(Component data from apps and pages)

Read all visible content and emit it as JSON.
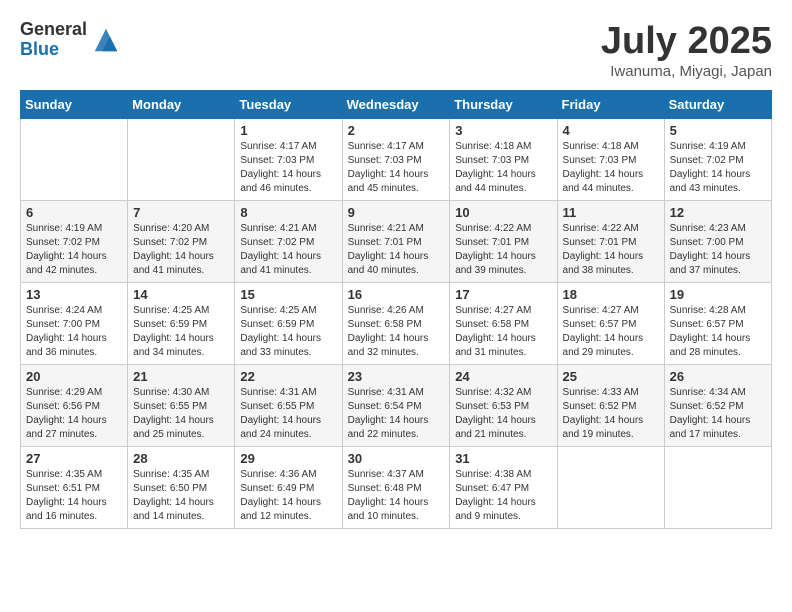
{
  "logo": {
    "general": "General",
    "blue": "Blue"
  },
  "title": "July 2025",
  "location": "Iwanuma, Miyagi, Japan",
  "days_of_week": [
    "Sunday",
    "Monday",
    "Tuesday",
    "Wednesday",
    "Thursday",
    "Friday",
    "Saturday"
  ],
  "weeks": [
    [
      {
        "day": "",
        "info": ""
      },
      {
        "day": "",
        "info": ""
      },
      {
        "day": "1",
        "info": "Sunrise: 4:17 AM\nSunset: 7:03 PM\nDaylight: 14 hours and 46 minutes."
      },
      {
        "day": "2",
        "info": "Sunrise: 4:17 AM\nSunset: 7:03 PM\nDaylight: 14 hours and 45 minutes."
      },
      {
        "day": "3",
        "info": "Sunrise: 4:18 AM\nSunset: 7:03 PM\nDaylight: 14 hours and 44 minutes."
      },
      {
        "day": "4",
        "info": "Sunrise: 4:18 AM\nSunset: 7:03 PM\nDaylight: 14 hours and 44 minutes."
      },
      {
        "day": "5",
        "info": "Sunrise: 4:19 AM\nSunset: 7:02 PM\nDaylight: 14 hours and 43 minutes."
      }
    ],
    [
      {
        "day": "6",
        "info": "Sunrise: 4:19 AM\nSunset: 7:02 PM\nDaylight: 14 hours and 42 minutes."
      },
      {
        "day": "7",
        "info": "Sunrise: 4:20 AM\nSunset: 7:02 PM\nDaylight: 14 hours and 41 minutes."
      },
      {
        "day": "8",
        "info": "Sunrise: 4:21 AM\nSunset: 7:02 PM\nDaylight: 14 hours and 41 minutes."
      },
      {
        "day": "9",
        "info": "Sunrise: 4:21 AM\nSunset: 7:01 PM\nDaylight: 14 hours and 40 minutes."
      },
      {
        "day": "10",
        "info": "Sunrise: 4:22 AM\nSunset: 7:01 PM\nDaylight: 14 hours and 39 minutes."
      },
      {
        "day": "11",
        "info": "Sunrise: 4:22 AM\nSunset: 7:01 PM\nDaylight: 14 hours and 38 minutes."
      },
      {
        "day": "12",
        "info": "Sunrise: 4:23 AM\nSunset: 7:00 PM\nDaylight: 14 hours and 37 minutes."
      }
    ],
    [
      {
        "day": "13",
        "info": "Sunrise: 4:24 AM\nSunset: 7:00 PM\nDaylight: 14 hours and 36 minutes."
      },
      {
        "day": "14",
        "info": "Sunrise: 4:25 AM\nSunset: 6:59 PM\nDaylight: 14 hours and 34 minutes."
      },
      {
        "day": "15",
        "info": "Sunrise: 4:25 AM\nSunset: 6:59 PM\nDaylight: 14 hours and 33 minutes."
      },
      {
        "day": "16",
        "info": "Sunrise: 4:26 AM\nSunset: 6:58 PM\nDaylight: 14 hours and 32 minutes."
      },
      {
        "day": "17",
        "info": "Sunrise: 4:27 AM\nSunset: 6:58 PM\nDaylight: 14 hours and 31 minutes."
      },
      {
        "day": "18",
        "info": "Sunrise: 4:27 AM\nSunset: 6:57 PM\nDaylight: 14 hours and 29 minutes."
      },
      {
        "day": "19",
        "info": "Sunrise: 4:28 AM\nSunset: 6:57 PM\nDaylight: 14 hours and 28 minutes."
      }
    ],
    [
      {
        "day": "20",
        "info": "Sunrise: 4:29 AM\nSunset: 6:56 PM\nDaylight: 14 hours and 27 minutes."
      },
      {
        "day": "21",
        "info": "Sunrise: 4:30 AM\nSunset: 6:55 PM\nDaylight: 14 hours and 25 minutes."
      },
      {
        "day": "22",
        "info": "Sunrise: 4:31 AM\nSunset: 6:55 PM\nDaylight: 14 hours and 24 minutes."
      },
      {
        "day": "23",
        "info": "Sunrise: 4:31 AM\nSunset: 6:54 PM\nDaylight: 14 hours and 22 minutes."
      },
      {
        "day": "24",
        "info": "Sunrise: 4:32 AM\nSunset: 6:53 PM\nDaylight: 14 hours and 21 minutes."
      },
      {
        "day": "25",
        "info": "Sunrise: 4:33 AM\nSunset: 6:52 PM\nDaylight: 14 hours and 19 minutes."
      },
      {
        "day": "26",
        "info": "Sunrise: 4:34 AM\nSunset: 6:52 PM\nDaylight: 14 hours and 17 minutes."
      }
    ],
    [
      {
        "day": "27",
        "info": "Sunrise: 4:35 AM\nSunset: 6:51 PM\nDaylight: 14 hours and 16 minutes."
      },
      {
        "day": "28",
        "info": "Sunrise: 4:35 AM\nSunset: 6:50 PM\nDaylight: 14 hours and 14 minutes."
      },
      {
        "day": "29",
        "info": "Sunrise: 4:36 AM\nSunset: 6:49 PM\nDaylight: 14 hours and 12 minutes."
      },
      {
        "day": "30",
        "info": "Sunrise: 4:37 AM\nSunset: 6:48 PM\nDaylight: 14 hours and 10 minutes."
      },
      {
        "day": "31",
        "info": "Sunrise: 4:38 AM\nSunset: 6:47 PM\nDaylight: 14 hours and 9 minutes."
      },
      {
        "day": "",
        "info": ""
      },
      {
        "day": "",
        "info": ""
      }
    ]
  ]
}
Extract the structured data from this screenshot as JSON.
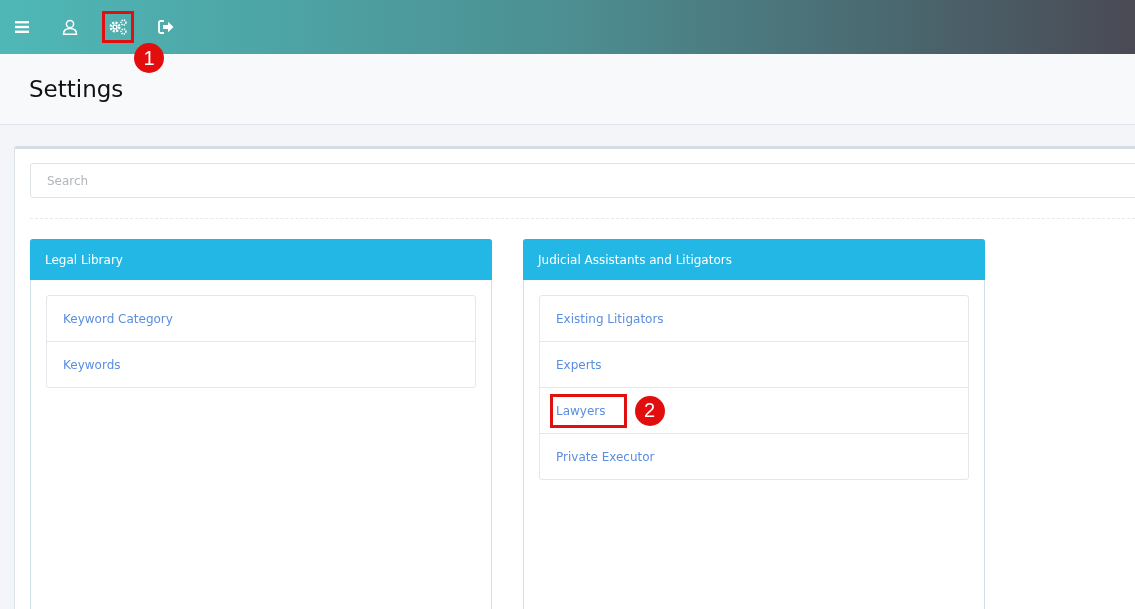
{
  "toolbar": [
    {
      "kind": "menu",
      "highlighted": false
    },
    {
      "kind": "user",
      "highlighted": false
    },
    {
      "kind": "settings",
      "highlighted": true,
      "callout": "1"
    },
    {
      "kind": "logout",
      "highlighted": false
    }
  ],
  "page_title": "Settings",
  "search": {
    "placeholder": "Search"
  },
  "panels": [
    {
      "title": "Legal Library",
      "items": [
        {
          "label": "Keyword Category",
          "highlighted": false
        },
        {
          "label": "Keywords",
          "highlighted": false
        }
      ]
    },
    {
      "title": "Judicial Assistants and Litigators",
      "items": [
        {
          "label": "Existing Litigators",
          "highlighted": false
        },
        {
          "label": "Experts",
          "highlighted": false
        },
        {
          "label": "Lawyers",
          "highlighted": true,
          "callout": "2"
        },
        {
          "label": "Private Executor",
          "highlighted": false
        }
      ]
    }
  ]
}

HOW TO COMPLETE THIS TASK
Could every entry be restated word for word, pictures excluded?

WORKED SOLUTION
Read all visible content and emit it as JSON.
{
  "logo": {
    "general": "General",
    "blue": "Blue"
  },
  "title": "July 2025",
  "location": "Iwanuma, Miyagi, Japan",
  "days_of_week": [
    "Sunday",
    "Monday",
    "Tuesday",
    "Wednesday",
    "Thursday",
    "Friday",
    "Saturday"
  ],
  "weeks": [
    [
      {
        "day": "",
        "info": ""
      },
      {
        "day": "",
        "info": ""
      },
      {
        "day": "1",
        "info": "Sunrise: 4:17 AM\nSunset: 7:03 PM\nDaylight: 14 hours and 46 minutes."
      },
      {
        "day": "2",
        "info": "Sunrise: 4:17 AM\nSunset: 7:03 PM\nDaylight: 14 hours and 45 minutes."
      },
      {
        "day": "3",
        "info": "Sunrise: 4:18 AM\nSunset: 7:03 PM\nDaylight: 14 hours and 44 minutes."
      },
      {
        "day": "4",
        "info": "Sunrise: 4:18 AM\nSunset: 7:03 PM\nDaylight: 14 hours and 44 minutes."
      },
      {
        "day": "5",
        "info": "Sunrise: 4:19 AM\nSunset: 7:02 PM\nDaylight: 14 hours and 43 minutes."
      }
    ],
    [
      {
        "day": "6",
        "info": "Sunrise: 4:19 AM\nSunset: 7:02 PM\nDaylight: 14 hours and 42 minutes."
      },
      {
        "day": "7",
        "info": "Sunrise: 4:20 AM\nSunset: 7:02 PM\nDaylight: 14 hours and 41 minutes."
      },
      {
        "day": "8",
        "info": "Sunrise: 4:21 AM\nSunset: 7:02 PM\nDaylight: 14 hours and 41 minutes."
      },
      {
        "day": "9",
        "info": "Sunrise: 4:21 AM\nSunset: 7:01 PM\nDaylight: 14 hours and 40 minutes."
      },
      {
        "day": "10",
        "info": "Sunrise: 4:22 AM\nSunset: 7:01 PM\nDaylight: 14 hours and 39 minutes."
      },
      {
        "day": "11",
        "info": "Sunrise: 4:22 AM\nSunset: 7:01 PM\nDaylight: 14 hours and 38 minutes."
      },
      {
        "day": "12",
        "info": "Sunrise: 4:23 AM\nSunset: 7:00 PM\nDaylight: 14 hours and 37 minutes."
      }
    ],
    [
      {
        "day": "13",
        "info": "Sunrise: 4:24 AM\nSunset: 7:00 PM\nDaylight: 14 hours and 36 minutes."
      },
      {
        "day": "14",
        "info": "Sunrise: 4:25 AM\nSunset: 6:59 PM\nDaylight: 14 hours and 34 minutes."
      },
      {
        "day": "15",
        "info": "Sunrise: 4:25 AM\nSunset: 6:59 PM\nDaylight: 14 hours and 33 minutes."
      },
      {
        "day": "16",
        "info": "Sunrise: 4:26 AM\nSunset: 6:58 PM\nDaylight: 14 hours and 32 minutes."
      },
      {
        "day": "17",
        "info": "Sunrise: 4:27 AM\nSunset: 6:58 PM\nDaylight: 14 hours and 31 minutes."
      },
      {
        "day": "18",
        "info": "Sunrise: 4:27 AM\nSunset: 6:57 PM\nDaylight: 14 hours and 29 minutes."
      },
      {
        "day": "19",
        "info": "Sunrise: 4:28 AM\nSunset: 6:57 PM\nDaylight: 14 hours and 28 minutes."
      }
    ],
    [
      {
        "day": "20",
        "info": "Sunrise: 4:29 AM\nSunset: 6:56 PM\nDaylight: 14 hours and 27 minutes."
      },
      {
        "day": "21",
        "info": "Sunrise: 4:30 AM\nSunset: 6:55 PM\nDaylight: 14 hours and 25 minutes."
      },
      {
        "day": "22",
        "info": "Sunrise: 4:31 AM\nSunset: 6:55 PM\nDaylight: 14 hours and 24 minutes."
      },
      {
        "day": "23",
        "info": "Sunrise: 4:31 AM\nSunset: 6:54 PM\nDaylight: 14 hours and 22 minutes."
      },
      {
        "day": "24",
        "info": "Sunrise: 4:32 AM\nSunset: 6:53 PM\nDaylight: 14 hours and 21 minutes."
      },
      {
        "day": "25",
        "info": "Sunrise: 4:33 AM\nSunset: 6:52 PM\nDaylight: 14 hours and 19 minutes."
      },
      {
        "day": "26",
        "info": "Sunrise: 4:34 AM\nSunset: 6:52 PM\nDaylight: 14 hours and 17 minutes."
      }
    ],
    [
      {
        "day": "27",
        "info": "Sunrise: 4:35 AM\nSunset: 6:51 PM\nDaylight: 14 hours and 16 minutes."
      },
      {
        "day": "28",
        "info": "Sunrise: 4:35 AM\nSunset: 6:50 PM\nDaylight: 14 hours and 14 minutes."
      },
      {
        "day": "29",
        "info": "Sunrise: 4:36 AM\nSunset: 6:49 PM\nDaylight: 14 hours and 12 minutes."
      },
      {
        "day": "30",
        "info": "Sunrise: 4:37 AM\nSunset: 6:48 PM\nDaylight: 14 hours and 10 minutes."
      },
      {
        "day": "31",
        "info": "Sunrise: 4:38 AM\nSunset: 6:47 PM\nDaylight: 14 hours and 9 minutes."
      },
      {
        "day": "",
        "info": ""
      },
      {
        "day": "",
        "info": ""
      }
    ]
  ]
}
Extract the structured data from this screenshot as JSON.
{
  "toolbar": [
    {
      "kind": "menu",
      "highlighted": false
    },
    {
      "kind": "user",
      "highlighted": false
    },
    {
      "kind": "settings",
      "highlighted": true,
      "callout": "1"
    },
    {
      "kind": "logout",
      "highlighted": false
    }
  ],
  "page_title": "Settings",
  "search": {
    "placeholder": "Search"
  },
  "panels": [
    {
      "title": "Legal Library",
      "items": [
        {
          "label": "Keyword Category",
          "highlighted": false
        },
        {
          "label": "Keywords",
          "highlighted": false
        }
      ]
    },
    {
      "title": "Judicial Assistants and Litigators",
      "items": [
        {
          "label": "Existing Litigators",
          "highlighted": false
        },
        {
          "label": "Experts",
          "highlighted": false
        },
        {
          "label": "Lawyers",
          "highlighted": true,
          "callout": "2"
        },
        {
          "label": "Private Executor",
          "highlighted": false
        }
      ]
    }
  ]
}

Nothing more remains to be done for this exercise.